The Eurozone base interest rate will remain at 0.00 percent, with the marginal lending rate and deposit rate remaining at 0.25 percent and minus 0.40 percent respectively.
In line with the forward guidance released after last ECB Governing Council meeting in June, the ECB went on expecting that the key interest rates will remain at their present levels at least through the summer of 2019, and in any case for as long as necessary to ensure the continued sustained convergence of inflation to levels that are below, but close to, 2 percent over the medium term.
The ECB reaffirmed that the monthly net asset purchases will be cut to 15 billion euros (17.6 billion U.S. dollars) from October until the end of December 2018 and that net purchases will then end.

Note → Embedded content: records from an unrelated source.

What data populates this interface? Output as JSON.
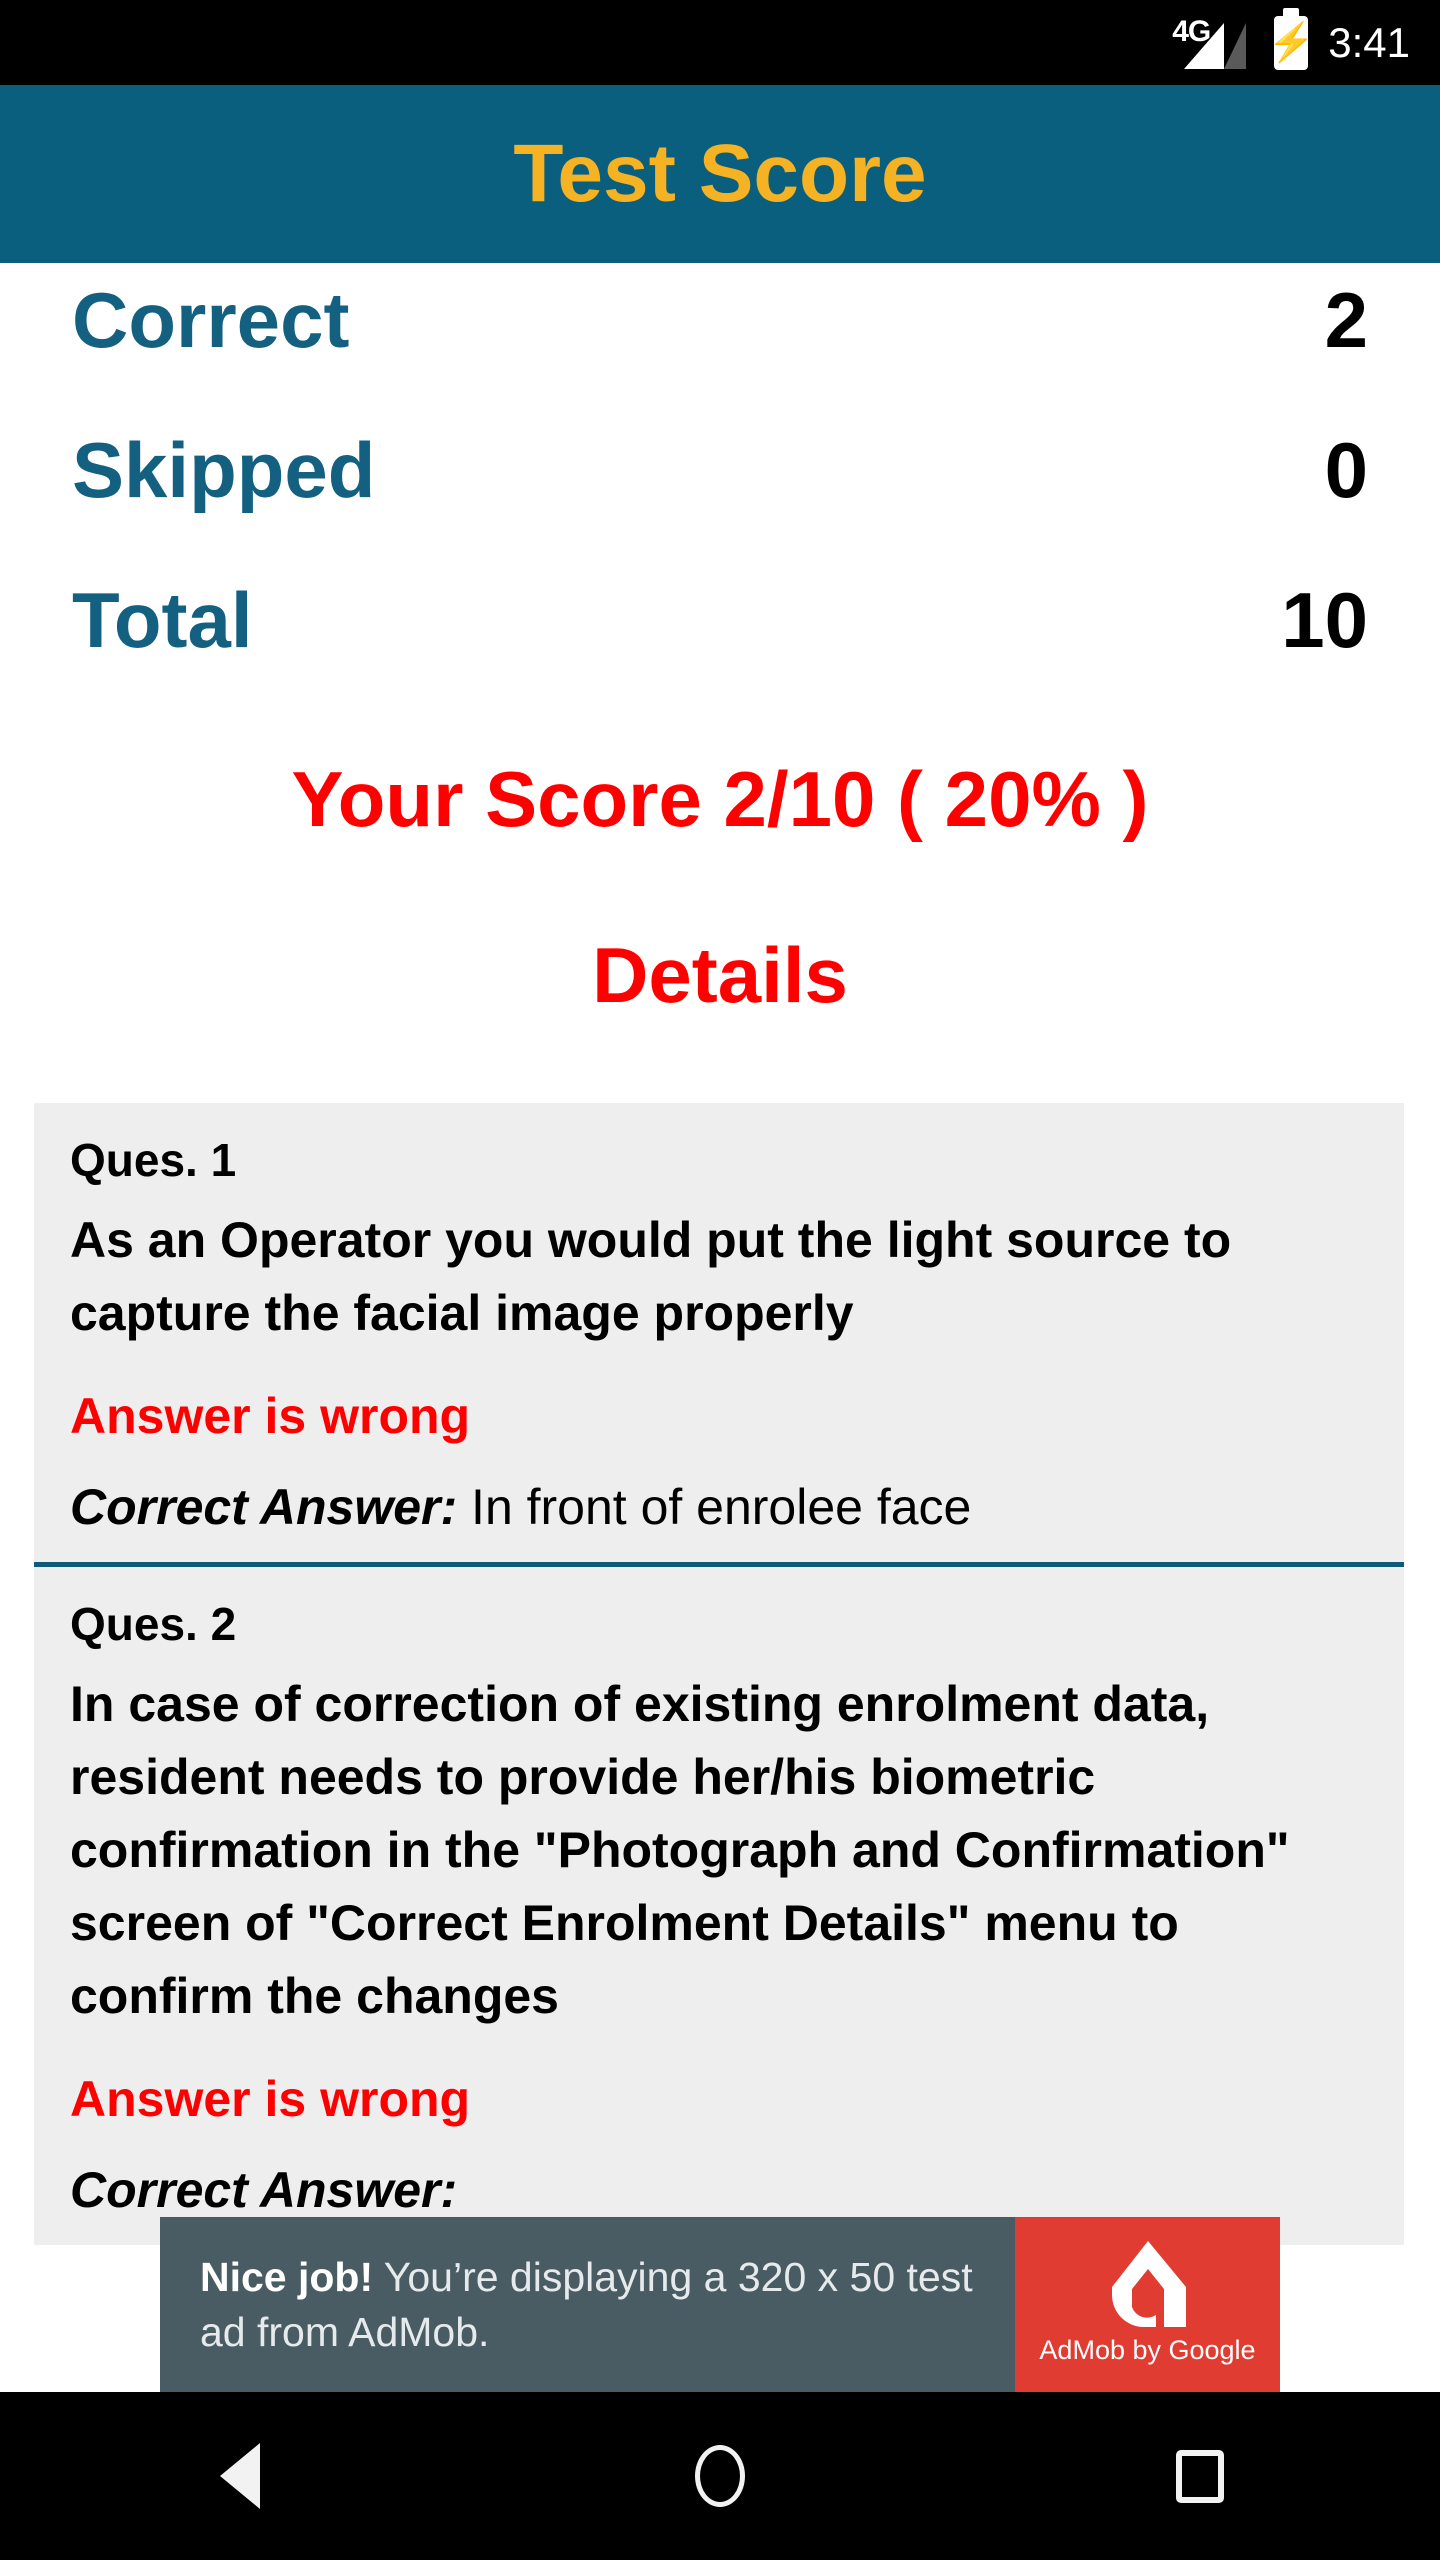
{
  "status_bar": {
    "network_label": "4G",
    "signal_icon": "signal-bars-icon",
    "battery_icon": "battery-charging-icon",
    "time": "3:41"
  },
  "app_bar": {
    "title": "Test Score",
    "background_color": "#0a5e7e",
    "title_color": "#f5b222"
  },
  "summary": {
    "rows": [
      {
        "label": "Correct",
        "value": "2"
      },
      {
        "label": "Skipped",
        "value": "0"
      },
      {
        "label": "Total",
        "value": "10"
      }
    ],
    "label_color": "#136080",
    "value_color": "#000000"
  },
  "score": {
    "text": "Your Score 2/10 ( 20% )",
    "color": "#ff0000",
    "correct": 2,
    "total": 10,
    "percent": "20%"
  },
  "details_heading": {
    "text": "Details",
    "color": "#ff0000"
  },
  "questions": [
    {
      "number_label": "Ques. 1",
      "question": "As an Operator you would put the light source to capture the facial image properly",
      "result": "Answer is wrong",
      "correct_answer_label": "Correct Answer:",
      "correct_answer_value": "In front of enrolee face"
    },
    {
      "number_label": "Ques. 2",
      "question": "In case of correction of existing enrolment data, resident needs to provide her/his biometric confirmation in the \"Photograph and Confirmation\" screen of \"Correct Enrolment Details\" menu to confirm the changes",
      "result": "Answer is wrong",
      "correct_answer_label": "Correct Answer:",
      "correct_answer_value": ""
    }
  ],
  "ad": {
    "headline": "Nice job!",
    "body": " You’re displaying a 320 x 50 test ad from AdMob.",
    "brand": "AdMob by Google",
    "logo_icon": "admob-logo-icon",
    "text_bg_color": "#4a5c63",
    "logo_bg_color": "#e03c31"
  },
  "nav_bar": {
    "back": "back-icon",
    "home": "home-icon",
    "recents": "recents-icon"
  }
}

On the economic front, in the week ending July 21, the advance figure for seasonally adjusted initial claims was 217,000, an increase of 9,000 from the previous week's revised level, according to the Labor Department on Thursday. The previous week's level was revised up by 1,000 from 207,000 to 208,000.

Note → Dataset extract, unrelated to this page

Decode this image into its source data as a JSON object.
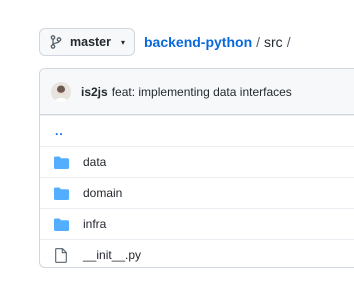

The four-week moving average was 218,000, a decrease of 2,750 from the previous week's revised average. The previous week's average was revised up by 250 from 220,500 to 220,750, said the department.
The dollar index, which measures the greenback against six major peers, increased 0.39 percent at 94.748 in late trading.
In late New York trading, the euro fell to 1.1645 dollars from 1.1699 dollars in the previous session, and the British pound was down to 1.3109 dollars from 1.3172 U.S. dollars in the previous session. The Australian dollar dipped to 0.7376 dollar from 0.7437 dollar.
The U.S. dollar bought 111.22 Japanese yen, higher than 110.83 Japanese yen of the previous session. The U.S. dollar was up to 0.9945 Swiss franc from 0.9924 Swiss franc, and it increased to 1.3067 Canadian dollars from 1.3049 Canadian dollars. Enditem